But by 2010, things were getting tough. His wife joined him, but noticed that he was struggling with things like brushing his teeth and keeping clean. “I went to the GP and was diagnosed with depression. I was so ashamed.” He says that there’s a massive stigma in Nigeria about having depression, so he didn’t think he could share his feelings with what remains of his family back in Africa. Despite all, he still managed to pass the exams before he had to leave his course without completing it. “I keep my results on a piece of paper in my pocket, just to remind me of what I’ve done.”

The biggest blow of all came on September 17 last year, when the outcome of his immigration appeal came through. He had spent all his money – and received some financial help from friends – to fund an appeal on health grounds against the decision by the Home Office to refuse his immigration application. The process cost £3,000, to include the costs of the tribunal, £1,400 to the Home Office and £1,340 to the solicitor who took on his case.

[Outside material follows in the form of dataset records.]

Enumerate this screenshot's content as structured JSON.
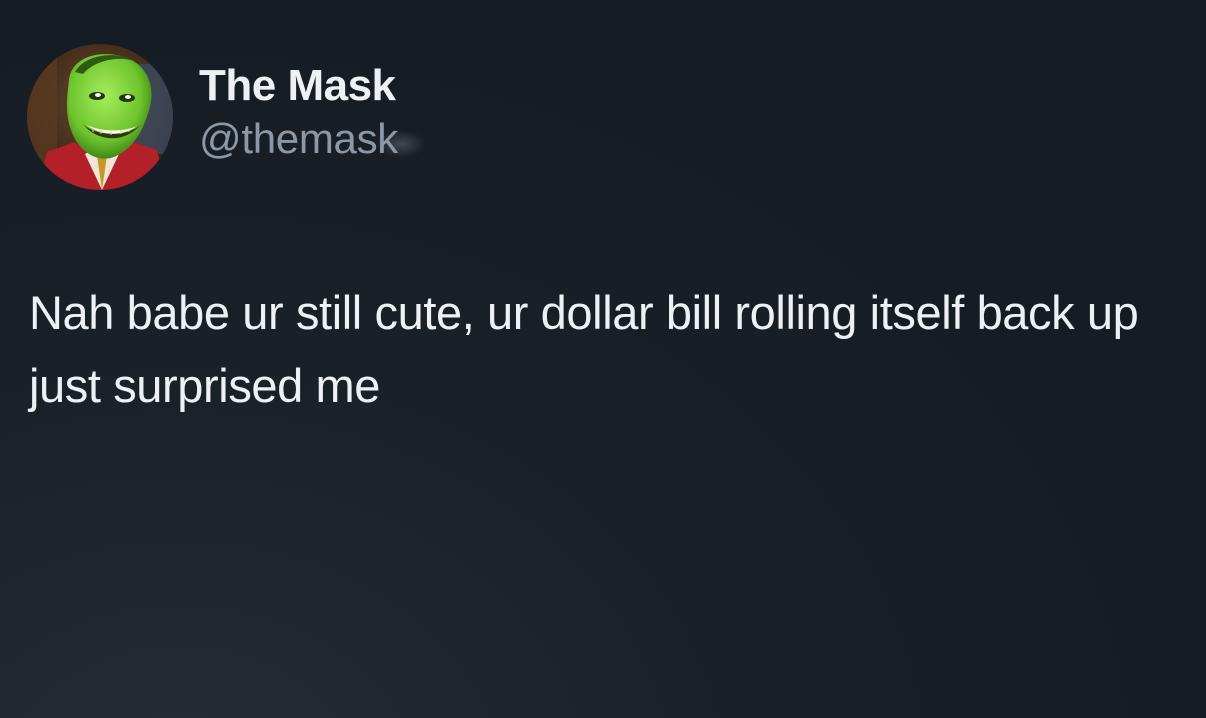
{
  "tweet": {
    "display_name": "The Mask",
    "handle": "@themask",
    "text": "Nah babe ur still cute, ur dollar bill rolling itself back up just surprised me"
  },
  "avatar": {
    "icon": "green-mask-face-avatar-icon",
    "face_color": "#7fd13b",
    "background_color": "#4a2a18"
  },
  "colors": {
    "background": "#171d24",
    "primary_text": "#eef1f3",
    "secondary_text": "#8b98a5"
  }
}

The news was the trigger for the already depressed Femi to carry out his suicide attempt. “I tried to commit suicide in the middle of the night. My daughter saw me.”

Femi sees the judge’s appeal decision as deeply unfair: “The judge said I should not be treated here. I said that I did not come here with depression. I worked in banking before I came to England. I took the UK as my home.” He even managed to donate £15 to charity every month for a while when he was working. He now has no money to fall back on, and he and his family are facing eviction from his privately-rented house.

He has nothing but praise for the social worker involved with the family, and he’s also receiving intensive treatment three days a week from the local mental health trust. The family has had some emergency payments from the council (which I’ve noticed tries so much harder than the other council on our doorstep to help the vulnerable when it can), but the money has to cover everything and there’s not often enough to buy adequate food. There have been times when the children didn’t have anything to eat. So the social worker has given the family the occasional voucher for the food bank. The family really needs this extra support, but the food bank can’t ever be more than a stop gap to cover an immediate crisis.

The couple only realised recently that Elizabeth is pregnant again – she had been taking contraceptives so this came as a great shock – with the new baby due in May. Femi is once again appealing the decision to refuse his immigration application on health grounds, and the hearing is due at the end of this month. The council is looking at how the family might be rehoused, but of course there are no guarantees of anything. He’s still crying every day, he tells me…

He went home last night with some food for his children, and that, at least is a small comfort.

Wish him well.